### [About this exercise]
In the answer, each line must appear exactly as in the records, and no picture may appear.

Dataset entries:

——

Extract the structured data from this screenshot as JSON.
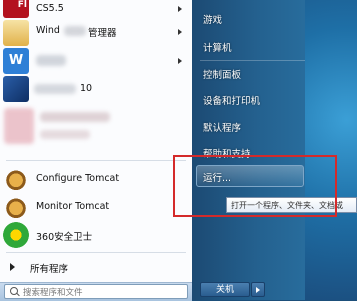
{
  "left": {
    "items": [
      {
        "label": "CS5.5",
        "icon": "flash-icon"
      },
      {
        "label": "Wind",
        "label_tail": "管理器",
        "icon": "window-manager-icon"
      },
      {
        "label": "",
        "icon": "wps-icon"
      },
      {
        "label": "10",
        "icon": "app-icon"
      }
    ],
    "pinned": [
      {
        "label": "Configure Tomcat",
        "icon": "tomcat-icon"
      },
      {
        "label": "Monitor Tomcat",
        "icon": "tomcat-icon"
      },
      {
        "label": "360安全卫士",
        "icon": "360-icon"
      }
    ],
    "all_programs": "所有程序",
    "search_placeholder": "搜索程序和文件"
  },
  "right": {
    "items": [
      "游戏",
      "计算机",
      "控制面板",
      "设备和打印机",
      "默认程序",
      "帮助和支持",
      "运行..."
    ],
    "shutdown": "关机"
  },
  "tooltip": "打开一个程序、文件夹、文档或",
  "colors": {
    "highlight_border": "#d42a2a",
    "right_pane": "#24618f"
  }
}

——

### [Solved problem]
Extract the structured data from this screenshot as JSON.
{
  "left": {
    "items": [
      {
        "label": "CS5.5",
        "icon": "flash-icon"
      },
      {
        "label": "Wind",
        "label_tail": "管理器",
        "icon": "window-manager-icon"
      },
      {
        "label": "",
        "icon": "wps-icon"
      },
      {
        "label": "10",
        "icon": "app-icon"
      }
    ],
    "pinned": [
      {
        "label": "Configure Tomcat",
        "icon": "tomcat-icon"
      },
      {
        "label": "Monitor Tomcat",
        "icon": "tomcat-icon"
      },
      {
        "label": "360安全卫士",
        "icon": "360-icon"
      }
    ],
    "all_programs": "所有程序",
    "search_placeholder": "搜索程序和文件"
  },
  "right": {
    "items": [
      "游戏",
      "计算机",
      "控制面板",
      "设备和打印机",
      "默认程序",
      "帮助和支持",
      "运行..."
    ],
    "shutdown": "关机"
  },
  "tooltip": "打开一个程序、文件夹、文档或",
  "colors": {
    "highlight_border": "#d42a2a",
    "right_pane": "#24618f"
  }
}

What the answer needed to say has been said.